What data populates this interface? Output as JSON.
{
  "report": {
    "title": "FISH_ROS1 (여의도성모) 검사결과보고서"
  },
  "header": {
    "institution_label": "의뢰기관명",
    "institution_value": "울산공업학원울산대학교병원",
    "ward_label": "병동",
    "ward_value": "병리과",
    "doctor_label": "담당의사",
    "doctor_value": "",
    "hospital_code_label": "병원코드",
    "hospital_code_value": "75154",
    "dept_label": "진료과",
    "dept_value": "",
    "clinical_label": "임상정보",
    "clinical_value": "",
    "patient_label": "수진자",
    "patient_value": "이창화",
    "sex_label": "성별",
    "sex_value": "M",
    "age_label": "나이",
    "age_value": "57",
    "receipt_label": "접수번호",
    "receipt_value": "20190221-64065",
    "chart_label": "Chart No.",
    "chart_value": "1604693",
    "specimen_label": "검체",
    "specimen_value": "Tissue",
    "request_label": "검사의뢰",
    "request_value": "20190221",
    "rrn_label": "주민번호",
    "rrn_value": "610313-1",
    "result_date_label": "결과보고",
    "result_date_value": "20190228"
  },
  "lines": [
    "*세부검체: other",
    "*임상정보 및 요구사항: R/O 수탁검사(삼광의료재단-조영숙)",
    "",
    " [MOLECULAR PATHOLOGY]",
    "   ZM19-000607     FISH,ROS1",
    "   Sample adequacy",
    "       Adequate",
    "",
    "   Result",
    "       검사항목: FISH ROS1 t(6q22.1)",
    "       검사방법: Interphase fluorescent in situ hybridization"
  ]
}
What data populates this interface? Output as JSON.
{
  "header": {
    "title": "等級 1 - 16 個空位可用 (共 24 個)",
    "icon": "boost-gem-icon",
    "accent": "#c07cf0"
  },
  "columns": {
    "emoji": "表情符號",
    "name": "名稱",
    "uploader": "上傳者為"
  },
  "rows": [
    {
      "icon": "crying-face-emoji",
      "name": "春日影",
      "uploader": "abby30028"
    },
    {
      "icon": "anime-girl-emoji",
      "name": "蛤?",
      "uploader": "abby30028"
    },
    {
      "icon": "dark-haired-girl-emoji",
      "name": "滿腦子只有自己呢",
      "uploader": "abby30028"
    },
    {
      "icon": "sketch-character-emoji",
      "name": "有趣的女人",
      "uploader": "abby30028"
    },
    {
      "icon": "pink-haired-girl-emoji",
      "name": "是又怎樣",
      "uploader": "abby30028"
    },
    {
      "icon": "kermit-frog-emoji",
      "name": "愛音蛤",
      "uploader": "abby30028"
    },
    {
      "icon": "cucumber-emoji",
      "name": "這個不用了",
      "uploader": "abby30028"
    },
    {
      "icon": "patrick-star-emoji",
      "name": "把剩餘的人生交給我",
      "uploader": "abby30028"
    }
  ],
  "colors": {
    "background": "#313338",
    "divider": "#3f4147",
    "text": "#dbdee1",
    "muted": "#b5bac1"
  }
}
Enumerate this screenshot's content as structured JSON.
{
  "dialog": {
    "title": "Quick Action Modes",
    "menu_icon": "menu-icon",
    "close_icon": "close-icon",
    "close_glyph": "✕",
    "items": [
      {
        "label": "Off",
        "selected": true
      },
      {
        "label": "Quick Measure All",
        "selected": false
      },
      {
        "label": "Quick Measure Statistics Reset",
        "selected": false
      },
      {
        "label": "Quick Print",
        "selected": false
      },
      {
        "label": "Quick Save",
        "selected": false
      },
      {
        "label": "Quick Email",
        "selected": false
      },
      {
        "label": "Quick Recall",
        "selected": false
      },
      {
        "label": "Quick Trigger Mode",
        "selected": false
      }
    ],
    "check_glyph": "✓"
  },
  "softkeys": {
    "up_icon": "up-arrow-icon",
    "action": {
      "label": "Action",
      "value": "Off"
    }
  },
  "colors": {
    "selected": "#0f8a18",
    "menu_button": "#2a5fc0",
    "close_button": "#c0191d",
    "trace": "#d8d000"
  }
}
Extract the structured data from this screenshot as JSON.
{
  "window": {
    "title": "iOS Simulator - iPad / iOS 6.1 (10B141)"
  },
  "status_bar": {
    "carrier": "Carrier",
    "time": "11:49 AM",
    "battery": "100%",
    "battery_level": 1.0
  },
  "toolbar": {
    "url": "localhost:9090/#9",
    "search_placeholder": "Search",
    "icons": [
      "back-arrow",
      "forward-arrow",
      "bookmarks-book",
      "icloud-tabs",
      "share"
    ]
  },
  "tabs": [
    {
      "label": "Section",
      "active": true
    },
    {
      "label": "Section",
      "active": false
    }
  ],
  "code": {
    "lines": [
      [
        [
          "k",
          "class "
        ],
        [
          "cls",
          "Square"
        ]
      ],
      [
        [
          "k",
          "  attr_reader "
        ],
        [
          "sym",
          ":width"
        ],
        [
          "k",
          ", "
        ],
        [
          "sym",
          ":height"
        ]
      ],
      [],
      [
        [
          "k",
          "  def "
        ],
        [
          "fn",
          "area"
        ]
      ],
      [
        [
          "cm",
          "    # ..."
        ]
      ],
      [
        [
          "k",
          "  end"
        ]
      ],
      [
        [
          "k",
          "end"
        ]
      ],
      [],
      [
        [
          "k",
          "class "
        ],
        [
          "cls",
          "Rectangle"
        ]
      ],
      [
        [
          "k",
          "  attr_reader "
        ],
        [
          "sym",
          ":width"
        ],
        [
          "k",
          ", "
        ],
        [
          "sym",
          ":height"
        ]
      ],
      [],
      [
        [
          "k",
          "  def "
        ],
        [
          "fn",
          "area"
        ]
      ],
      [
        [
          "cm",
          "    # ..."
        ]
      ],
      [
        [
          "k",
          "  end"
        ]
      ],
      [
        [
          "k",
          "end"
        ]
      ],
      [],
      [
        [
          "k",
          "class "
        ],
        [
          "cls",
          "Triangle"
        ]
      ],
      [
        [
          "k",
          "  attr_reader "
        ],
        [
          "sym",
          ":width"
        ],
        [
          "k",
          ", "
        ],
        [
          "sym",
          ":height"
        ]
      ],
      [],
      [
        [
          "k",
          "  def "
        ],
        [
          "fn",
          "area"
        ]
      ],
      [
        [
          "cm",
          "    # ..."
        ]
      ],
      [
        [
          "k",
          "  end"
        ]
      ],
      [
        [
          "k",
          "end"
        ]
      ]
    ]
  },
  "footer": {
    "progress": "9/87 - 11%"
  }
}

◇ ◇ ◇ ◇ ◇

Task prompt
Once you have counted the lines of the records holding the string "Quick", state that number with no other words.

Answer below
8